The 8 Key Issues
The ACCC’s report identifies 8 key issues that emerged during its review that raise concerns under the “unfair contract terms” provisions of the Australian Consumer Law, they are summarised as follows:
- Contract terms that allow the business to change the contract without consent from the consumer.
- Terms that cause confusion about the agency arrangement that apply and seek to unfairly absolve the agent from any liability.
- Terms that unfairly restrict the consumer’s right to terminate the contract.
- Terms that suspend or terminate the services being provided to the consumer under the contract.
- Terms that make the consumer liable for things that would ordinarily be outside of their control.
- Terms that prevent the consumer from relying on representations made by the business or its agents.
- Terms seeking to limit consumer guarantee rights.
- Terms that seek to remove the consumer’s right to a credit card chargeback facility when buying the service through an agent.
Real examples of each of the above issues are provided in the ACCC Report.
Broader concerns of the review
The ACCC also identifies some broader concerns that emerged during the review including where the contract:
- seeks to allow the business to use consumer personal details for broad purposes;
- seeks to limit the consumer’s ability to bring actions in Court;
- seeks to allow the business to use the consumer’s correspondence or communications for broad purposes; or
- is unnecessarily lengthy & complex.
These issues are relevant both from a consumer’s perspective and also from the perspective of a business that presents standard form contracts to its customers.
What does this mean for me as a consumer?
The ACCC Report, and in particular the 8 Key Issues, provides a helpful (although, perhaps not exhaustive) checklist for consumers. If you are presented with a standard contract by a supplier or service provider, then you should keep a look-out for terms like those described above, and get legal advice on any terms that you don’t understand or are concerned about, before signing the contract or clicking “I agree”.
What does this mean for me as a business?
As a business, you need to familiarise yourself with the “unfair contract terms” provisions of the Australian Consumer Law as it may apply to your dealings with your customers. It is often good business practice to have ‘standard terms & conditions’ that apply to your dealings with customers, but if those terms breach the Australian Consumer Law, then those terms might be unenforceable and could be the subject of enforcement action initiated by the ACCC, ASIC or other consumer protection agencies against your business. It is therefore a good idea to have your standard form contracts prepared or reviewed by a lawyer with contract and consumer law expertise before presenting them to potential customers.
For further information, please contact the author.
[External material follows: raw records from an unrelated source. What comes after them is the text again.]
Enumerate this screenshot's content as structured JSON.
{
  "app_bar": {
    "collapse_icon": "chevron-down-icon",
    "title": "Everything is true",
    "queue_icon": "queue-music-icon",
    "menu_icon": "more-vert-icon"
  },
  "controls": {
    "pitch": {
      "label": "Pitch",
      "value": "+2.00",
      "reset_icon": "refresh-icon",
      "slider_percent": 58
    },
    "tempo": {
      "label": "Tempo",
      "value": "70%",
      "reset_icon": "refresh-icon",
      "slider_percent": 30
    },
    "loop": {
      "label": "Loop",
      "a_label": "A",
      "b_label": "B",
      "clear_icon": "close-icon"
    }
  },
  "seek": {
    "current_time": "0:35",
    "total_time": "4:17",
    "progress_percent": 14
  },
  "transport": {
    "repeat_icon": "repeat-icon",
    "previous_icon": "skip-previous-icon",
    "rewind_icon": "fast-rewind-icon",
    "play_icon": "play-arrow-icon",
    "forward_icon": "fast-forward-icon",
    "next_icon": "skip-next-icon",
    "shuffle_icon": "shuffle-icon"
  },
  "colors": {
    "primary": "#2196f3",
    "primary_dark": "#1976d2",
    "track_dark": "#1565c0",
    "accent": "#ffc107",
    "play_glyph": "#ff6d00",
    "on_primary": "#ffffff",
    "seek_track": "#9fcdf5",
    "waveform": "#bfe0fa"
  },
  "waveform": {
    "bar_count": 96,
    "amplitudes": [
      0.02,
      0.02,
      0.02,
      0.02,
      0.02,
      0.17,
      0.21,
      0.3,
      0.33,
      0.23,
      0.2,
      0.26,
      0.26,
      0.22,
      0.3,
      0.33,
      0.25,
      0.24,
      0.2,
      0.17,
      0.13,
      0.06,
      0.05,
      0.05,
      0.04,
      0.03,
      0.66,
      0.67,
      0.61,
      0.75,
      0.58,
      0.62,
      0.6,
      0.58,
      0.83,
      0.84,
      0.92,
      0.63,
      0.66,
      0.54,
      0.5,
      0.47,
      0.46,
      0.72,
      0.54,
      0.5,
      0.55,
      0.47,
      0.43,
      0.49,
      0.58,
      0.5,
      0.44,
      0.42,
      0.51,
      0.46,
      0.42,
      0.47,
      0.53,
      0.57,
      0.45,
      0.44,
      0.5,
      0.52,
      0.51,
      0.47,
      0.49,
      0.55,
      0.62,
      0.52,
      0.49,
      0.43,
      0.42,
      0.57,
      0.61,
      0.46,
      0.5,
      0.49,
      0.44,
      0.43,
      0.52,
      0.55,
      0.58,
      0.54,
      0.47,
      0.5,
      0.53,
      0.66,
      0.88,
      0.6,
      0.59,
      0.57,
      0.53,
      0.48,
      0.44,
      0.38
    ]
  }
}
This article is posted in Adelaide, South Australia by Tri-meridian Corporate & Commercial Law and is intended to be used as a guide only. It is not, and is not intended to be, advice on any specific matter. We do not accept responsibility for any acts or omissions resulting from reliance upon the content of this article. Before acting on the basis of any material in this article, we recommend that you consult your professional adviser.